When all is said and done, blotting your oily pizza doesn’t take more than a few precious moments away from your dining experience. The work, it would seem, is fairly easy, and just about anyone could get the job done. So how much are those napkins and simple seconds spent blotting worth to you?

Does Blotting Pizza Make It Healthier?

We’re starting to get to the heart of the pizza grease blotting controversy now. If you’re going to deny yourself a little extra pizza grease, and you’re willing to put in the work to do the job, you’re probably wondering if it’s even doing anything.

In short, it sure is. While that grease floating on top of your slice might not look like much, it could be adding about 2 pounds a year to your waistline.


Who Says What About the Science Behind Blotting Pizza

While no two pizzas are the same, LabDoor Magazine tried to solve this pizza lovers question with a scientific study.
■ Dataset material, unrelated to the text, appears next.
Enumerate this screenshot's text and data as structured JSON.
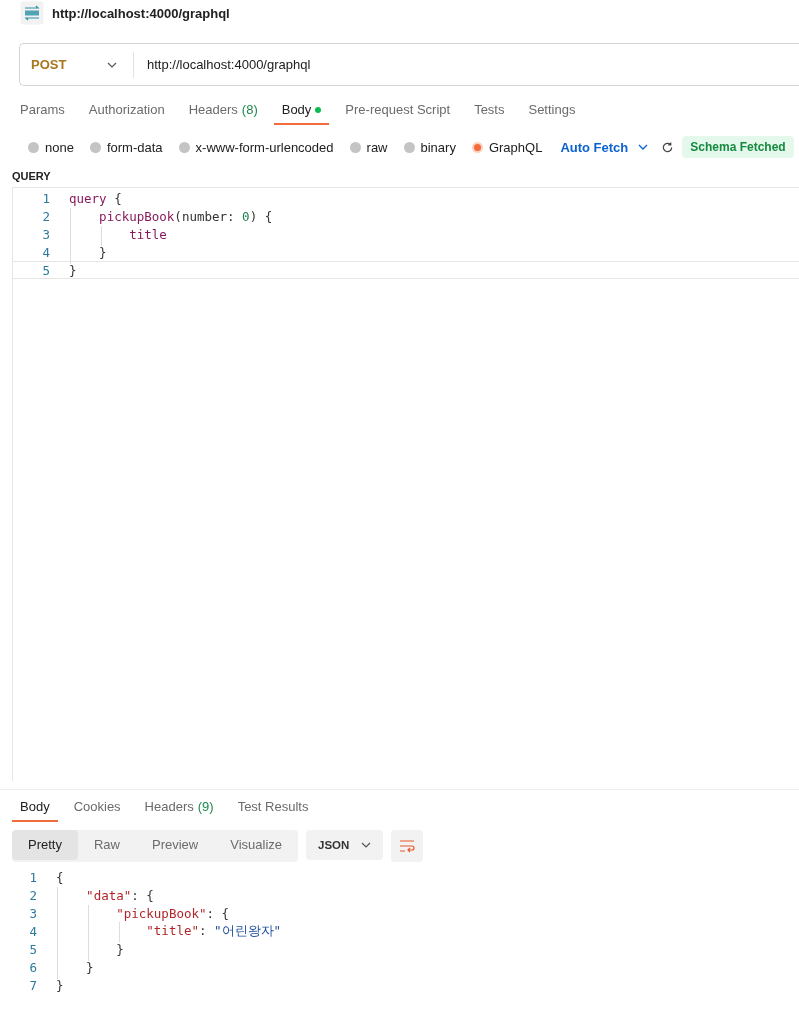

If one slice of pizza has 324 calories, 117 of those from fat, giving that pizza a little TLC with some napkin blotting means it could cut down to just 76.5 calories from fat per slice. That’s an extra 20 slices of pizza you could be eating a year, LabDoor reports.

Ted Allen, host of Food Network’s Food Detectives, says that blotting the oil from a slice of pizza could save about 35 calories per slice, or 3.5 grams of oil.
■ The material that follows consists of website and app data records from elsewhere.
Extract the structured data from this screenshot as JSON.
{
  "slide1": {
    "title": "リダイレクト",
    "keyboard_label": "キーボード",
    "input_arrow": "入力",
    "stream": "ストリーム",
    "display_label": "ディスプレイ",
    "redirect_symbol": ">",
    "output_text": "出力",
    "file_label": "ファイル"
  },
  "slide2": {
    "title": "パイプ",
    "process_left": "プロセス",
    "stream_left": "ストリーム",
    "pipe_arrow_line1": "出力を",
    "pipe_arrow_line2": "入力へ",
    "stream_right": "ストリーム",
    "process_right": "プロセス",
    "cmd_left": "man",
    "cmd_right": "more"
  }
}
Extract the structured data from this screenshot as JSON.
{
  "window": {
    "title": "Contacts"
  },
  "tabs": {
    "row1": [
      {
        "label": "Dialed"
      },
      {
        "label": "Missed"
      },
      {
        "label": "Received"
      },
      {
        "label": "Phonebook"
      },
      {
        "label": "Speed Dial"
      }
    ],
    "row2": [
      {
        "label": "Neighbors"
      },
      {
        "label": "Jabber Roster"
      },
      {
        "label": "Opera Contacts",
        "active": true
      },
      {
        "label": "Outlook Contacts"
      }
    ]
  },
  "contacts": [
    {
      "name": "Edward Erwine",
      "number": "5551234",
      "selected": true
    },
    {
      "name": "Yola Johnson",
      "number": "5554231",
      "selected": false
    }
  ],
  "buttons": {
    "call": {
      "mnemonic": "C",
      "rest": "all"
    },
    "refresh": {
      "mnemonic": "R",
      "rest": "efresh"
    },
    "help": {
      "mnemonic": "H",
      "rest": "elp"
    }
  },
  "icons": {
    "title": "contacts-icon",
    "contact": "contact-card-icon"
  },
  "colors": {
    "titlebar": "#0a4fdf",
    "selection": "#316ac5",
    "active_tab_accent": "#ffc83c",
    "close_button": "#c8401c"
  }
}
Dr. Sanjay Gupta tackled this topic in one of CNN’s healthy living blog posts, and he reports blotting pizza grease can save anywhere from 20 to 50 calories a slice. He also suggests asking the pizza shop to cut slices even smaller, so you’re eating fewer calories with each slice but it feels as if you’re eating more. Having a salad on the side also might help fill you up on something other than dough and cheese. But even the good doctor admits taking the cheese off of pizza to save calories is going too far.

Thank goodness. That was starting to make us nervous.

What’s the Motivation Behind Pizza Blotting?

To really dig deep into the science behind blotting your pizza, Buzzfeed went above and beyond the call of duty to find that some of the earliest data on fat-saving pizza-blotting practices was discovered 15 years ago by the George-Pacific Health Smart Institute. In that study, it was discovered up to 17 percent of a pizza’s saturated fat could be remove by blotting.


What wasn’t so obvious back then, according to Buzzfeed, was that the company behind the study is also a manufacturer of paper towels — the very tool you use to blot your pizza to begin with.

So while the paper towel manufacturing companies might have some motivation to get you to blot your grease-topped pizza, there still seems to be some truth behind this practice. If eating pizza is a rare treat for you, it might be best not to hold back. Go ahead, devour that slice, extra grease and all. But if you like to eat pizza at least once a week — or maybe even more often — perhaps blotting it will make you feel less guilty about your pizza ritual. And we can understand that.

To Have a Slice or Not to Have a Slice?

You’ve got to have a slice, that’s a given. With all of this controversy, if you haven’t already decided you’re going to at least eat that slice of pizza — grease blotted or not — then we have a long way to go.

Before you start downing extra calories thinking that you’ve beat the system because you’re avoiding pizza grease, let’s put all of this newfound information in perspective. When you think about the calories you could be saving from degreasing one slice of pizza, the calories you’ve got on the side equal a Hershey kiss, a few M&Ms or a couple of other sweets you might have been hoping to add to your diet for the day.

So you could load up on those additional goodies, or you could bank the calorie loss, pat yourself on the back, and be proud of the calories you didn’t consume, all while still enjoying your favorite slice of pizza.

Now go share this information with your friends and see if they can help contribute to your ongoing battle to decide whether to blot or not to blot. Then eventually get around to just enjoying that pizza.